A vegetable garden is a useful addition to any yard that has a bit of space. Not only will you benefit from the healthy, nutritious food that a vegetable garden produces, you'll also benefit from spending more time outdoors and learning about plants, insects, soil types and nature. But a good vegetable garden must also be accessible, convenient and well-organized. If you grow companion plants and plants with similar needs near each other, both will thrive. And paths will allow you to get to all parts of your garden without stepping on valuable soil in beds.
Select an area of your yard that gets at least six hours of full sun every day. If you don't have enough sun, you can still grow vegetables that do well in lower light, such as lettuce and spinach. If other plants currently exist, remove them. Also pull all weeds or cover the area with flattened cardboard boxes.
Measure your chosen area and plot the dimensions on paper. Create beds that are about 4 feet wide by 8 feet long, with pathways that are 18 to 24 inches wide between beds, to allow you to reach into your beds easily without stepping on the soil.
Design your garden on paper before you plant. Looking at landscaping books and magazines can give you many ideas and advice. Draw the shapes and sizes of your beds, where your planned pathways will traverse, and then determine the placement of your vegetable plants.

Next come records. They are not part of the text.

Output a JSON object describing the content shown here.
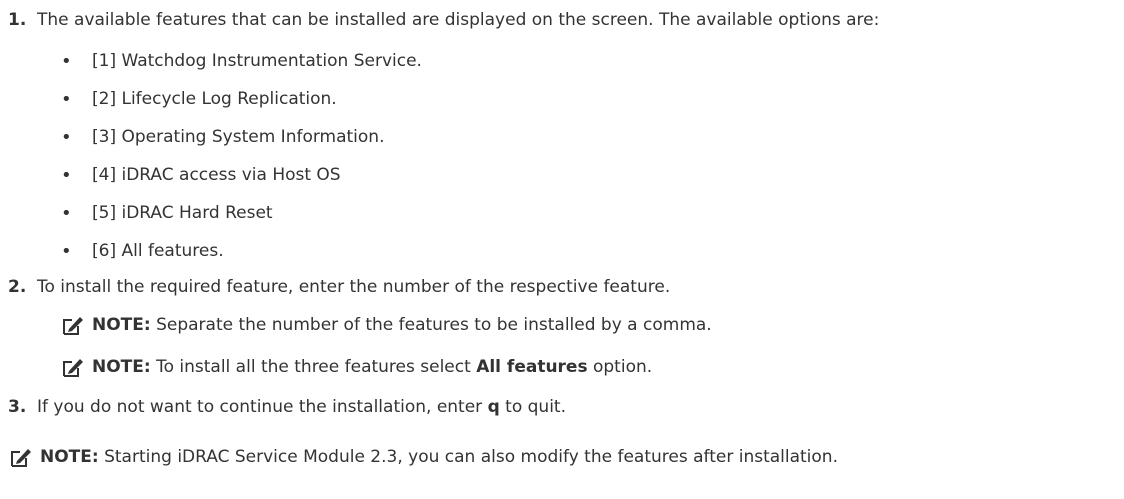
{
  "steps": [
    {
      "number": "1.",
      "text": "The available features that can be installed are displayed on the screen. The available options are:",
      "options": [
        "[1] Watchdog Instrumentation Service.",
        "[2] Lifecycle Log Replication.",
        "[3] Operating System Information.",
        "[4] iDRAC access via Host OS",
        "[5] iDRAC Hard Reset",
        "[6] All features."
      ]
    },
    {
      "number": "2.",
      "text": "To install the required feature, enter the number of the respective feature.",
      "notes": [
        {
          "label": "NOTE:",
          "text": " Separate the number of the features to be installed by a comma."
        },
        {
          "label": "NOTE:",
          "text_before": " To install all the three features select ",
          "bold": "All features",
          "text_after": " option."
        }
      ]
    },
    {
      "number": "3.",
      "text_before": "If you do not want to continue the installation, enter ",
      "bold": "q",
      "text_after": " to quit."
    }
  ],
  "final_note": {
    "label": "NOTE:",
    "text": " Starting iDRAC Service Module 2.3, you can also modify the features after installation."
  },
  "icon": "note-pencil-icon",
  "bullet_char": "•"
}
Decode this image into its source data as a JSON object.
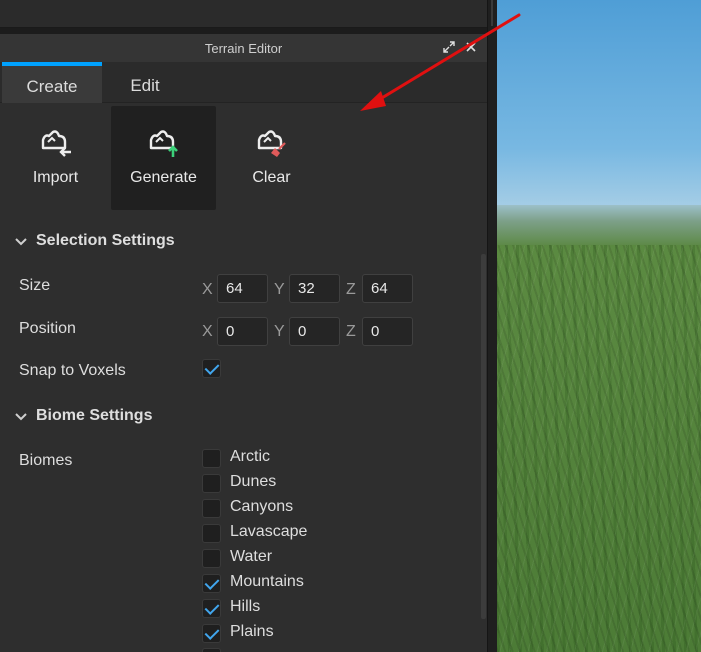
{
  "panel": {
    "title": "Terrain Editor"
  },
  "tabs": [
    {
      "label": "Create",
      "active": true
    },
    {
      "label": "Edit",
      "active": false
    }
  ],
  "tools": [
    {
      "label": "Import",
      "icon": "terrain-import-icon"
    },
    {
      "label": "Generate",
      "icon": "terrain-generate-icon",
      "selected": true
    },
    {
      "label": "Clear",
      "icon": "terrain-clear-icon"
    }
  ],
  "selection": {
    "header": "Selection Settings",
    "size": {
      "label": "Size",
      "x": "64",
      "y": "32",
      "z": "64"
    },
    "position": {
      "label": "Position",
      "x": "0",
      "y": "0",
      "z": "0"
    },
    "snap": {
      "label": "Snap to Voxels",
      "checked": true
    },
    "axis": {
      "x": "X",
      "y": "Y",
      "z": "Z"
    }
  },
  "biome": {
    "header": "Biome Settings",
    "label": "Biomes",
    "items": [
      {
        "name": "Arctic",
        "checked": false
      },
      {
        "name": "Dunes",
        "checked": false
      },
      {
        "name": "Canyons",
        "checked": false
      },
      {
        "name": "Lavascape",
        "checked": false
      },
      {
        "name": "Water",
        "checked": false
      },
      {
        "name": "Mountains",
        "checked": true
      },
      {
        "name": "Hills",
        "checked": true
      },
      {
        "name": "Plains",
        "checked": true
      }
    ]
  },
  "colors": {
    "accent": "#00a2ff",
    "check": "#41a6ee",
    "annotation": "#e01010"
  }
}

Doing this before you plant will tell you exactly how many tomato plants you need to purchase or start from seed, for example. Tomatoes need 3 to 4 feet between plants; other types of vegetables have different spacing needs.
Plant vegetables that will grow tall, such as corn, at the north end of your beds. Doing this will prevent taller plants from shading smaller plants. You might need to do a little research to determine which plants grow tall and which others will remain shorter.
Plant vegetables with similar watering and fertilizing needs close to one another in the same bed. For example, members of the nightshade family, including tomatoes, eggplants and peppers, all like their soil to dry out between waterings, so they make good companions. Don't be afraid to intermix herbs and flowering plants among your vegetables: basil and tomatoes are considered companion plants, and they can look attractive when you grow them together.
Think outside the box a bit: you needn't plant vegetables in tidy rows, for example. If you improve the soil in your growing area(s) with compost and other organic materials such as fallen leaves or grass clippings, you can plant your vegetables closer to one another. Long, narrow beds are conducive to this type of planting, because you can reach into their centers and needn't use areas between rows as pathways.